James was one of the first major high school talents to gain national media attention via cable television. Because James was such an electrifying force during high school, media giant ESPN began broadcasting James’ games his senior year as St. Vincent-St. Mary went on the road to play some of the top teams in the country and eventually finish the season as the nation’s No. 1 ranked team. James was also a Sports Illustrated coverboy (listed as “The Chosen One”) as a junior in 2002 when he was named as the possible “next Michael Jordan.” One NBA Scout even labeled James as the “best high school player I’ve ever seen. He is a freak.” And that was after James’ sophomore season. James was the first pick in the NBA draft in 2003, and went on to capture Rookie of the Year. James has a number of honors and achievements in his short career thus far. LeBron has been a two-time NBA MVP and a two-time All-Star MVP in his seven seasons in the league.

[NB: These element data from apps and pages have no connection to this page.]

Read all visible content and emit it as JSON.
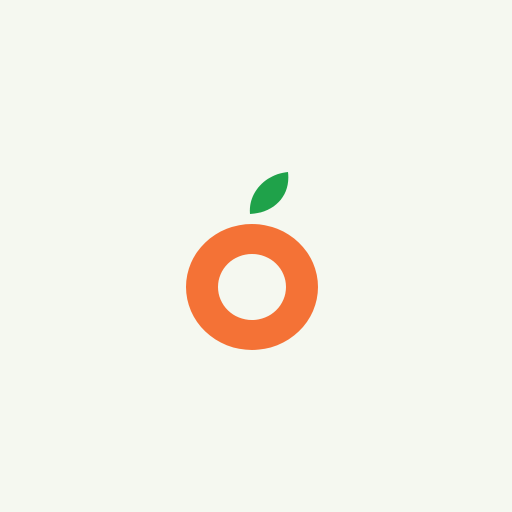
{
  "app": {
    "background_color": "#f5f8f0"
  },
  "logo": {
    "icon": "orange-fruit-icon",
    "ring_color": "#f47236",
    "leaf_color": "#1fa24a"
  }
}
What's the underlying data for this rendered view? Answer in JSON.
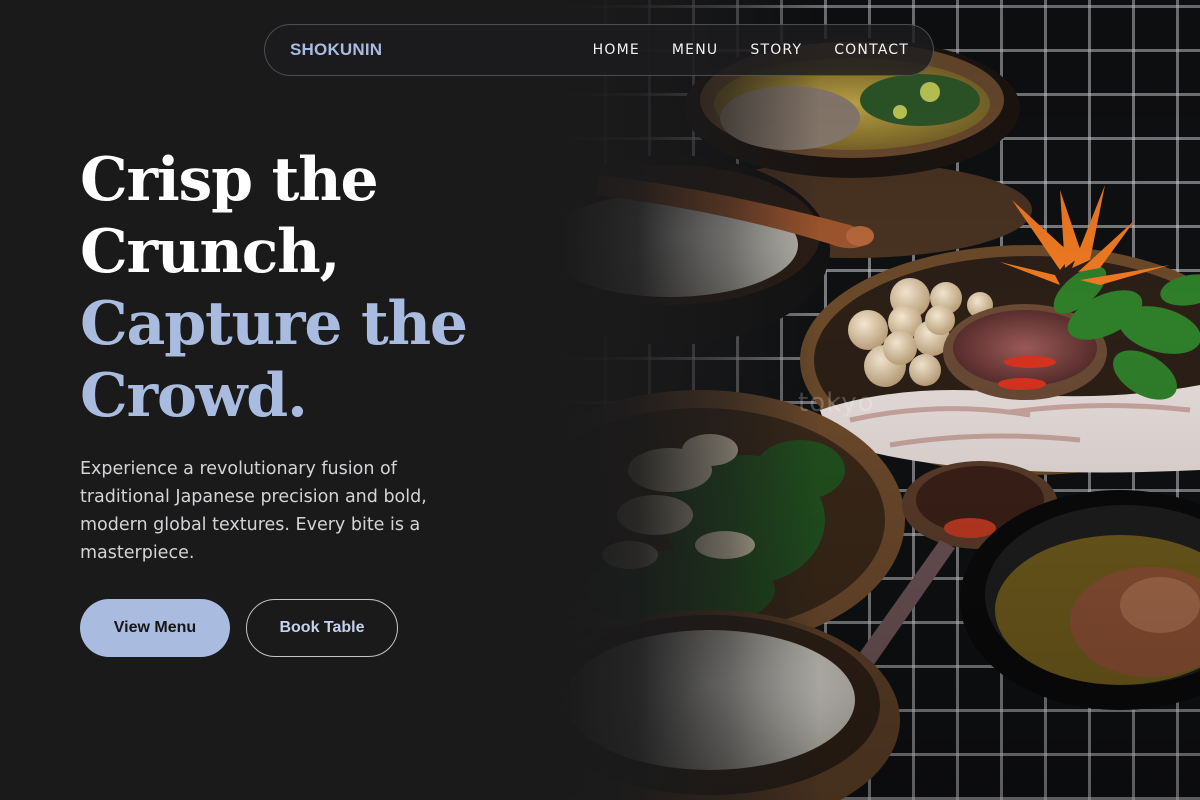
{
  "brand": "SHOKUNIN",
  "nav": {
    "links": [
      {
        "label": "HOME"
      },
      {
        "label": "MENU"
      },
      {
        "label": "STORY"
      },
      {
        "label": "CONTACT"
      }
    ]
  },
  "hero": {
    "headline_lines": [
      "Crisp the",
      "Crunch,",
      "Capture the",
      "Crowd."
    ],
    "subtext": "Experience a revolutionary fusion of traditional Japanese precision and bold, modern global textures. Every bite is a masterpiece.",
    "primary_button": "View Menu",
    "secondary_button": "Book Table",
    "image_watermark": "tokyo"
  },
  "colors": {
    "background": "#1a1a1b",
    "accent": "#a9bcdf",
    "text": "#ffffff",
    "muted_text": "#d4d4d6"
  }
}
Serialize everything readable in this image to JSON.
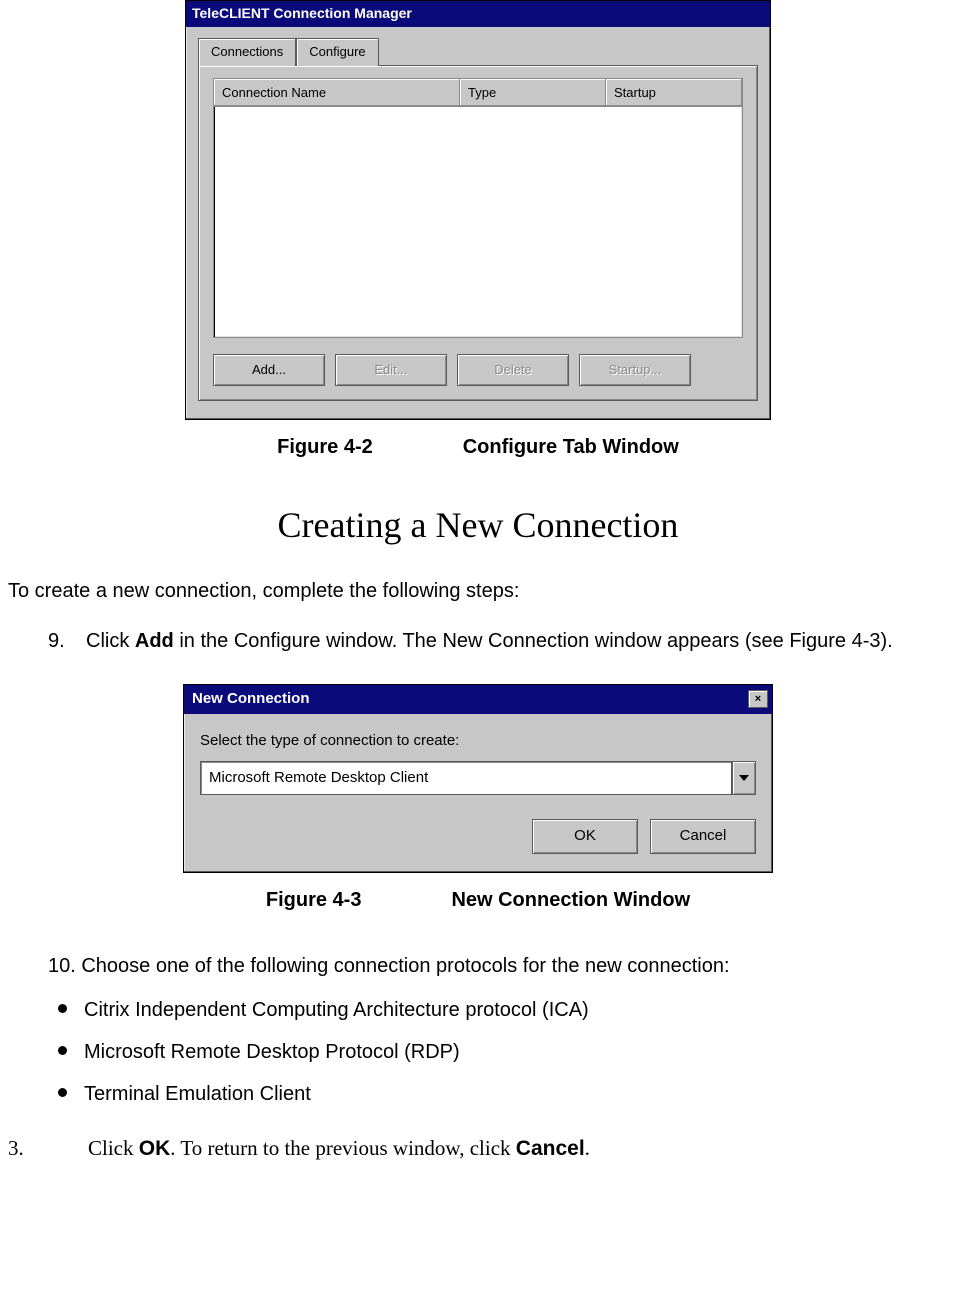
{
  "cm": {
    "title": "TeleCLIENT Connection Manager",
    "tabs": {
      "connections": "Connections",
      "configure": "Configure"
    },
    "cols": {
      "name": "Connection Name",
      "type": "Type",
      "startup": "Startup"
    },
    "buttons": {
      "add": "Add...",
      "edit": "Edit...",
      "delete": "Delete",
      "startup": "Startup..."
    }
  },
  "fig42": {
    "num": "Figure 4-2",
    "title": "Configure Tab Window"
  },
  "heading": "Creating a New Connection",
  "intro": "To create a new connection, complete the following steps:",
  "step9": {
    "num": "9.",
    "pre": "Click ",
    "bold": "Add",
    "post": " in the Configure window. The New Connection window appears (see Figure 4-3)."
  },
  "nc": {
    "title": "New Connection",
    "close": "×",
    "label": "Select the type of connection to create:",
    "selection": "Microsoft Remote Desktop Client",
    "ok": "OK",
    "cancel": "Cancel"
  },
  "fig43": {
    "num": "Figure 4-3",
    "title": "New Connection Window"
  },
  "step10": "10. Choose one of the following connection protocols for the new connection:",
  "bullets": [
    "Citrix Independent Computing Architecture protocol (ICA)",
    "Microsoft Remote Desktop Protocol (RDP)",
    "Terminal Emulation Client"
  ],
  "step3": {
    "num": "3.",
    "a": "Click ",
    "b1": "OK",
    "b": ". To return to the previous window, click ",
    "b2": "Cancel",
    "c": "."
  }
}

(2) WILT CHAMBERLAIN / 7'1'' 275 / Overbrook / Philadelphia, PA / Class of 55
(1) LEW ALCINDOR / 7'2'' 235 / Power Memorial / New York, NY / Class of 65
Alcindor first caught the public eye as a member of Sports Illustrated’s “Faces in the Crowd” section as a 16-year-old high school junior at Power Memorial in New York. The brief paragraph mentioned that Alcindor averaged 26 points a game and was named to the Scholastic Coach All-American team for the second year in a row. In January of his senior season, Time Magazine devoted a story to the nation’s top recruit. Alcindor was regarded as the next Wilt Chamberlain by many publications, but Time’s article included a quote from Chamberlain who called Alcindor “the greatest high school player I’ve ever seen.” Over 60 colleges made offers to Alcindor, who later became Kareem Abdul-Jabbar. With UCLA winning the battle for his services, Abdul-Jabbar went on to win three NCAA titles and became one of the most dominating forces college basketball has ever seen. Abdul-Jabbar was selected #1 overall in the 1969 NBA draft, won six NBA championships and finished his career as the NBA’s all-time leading scorer.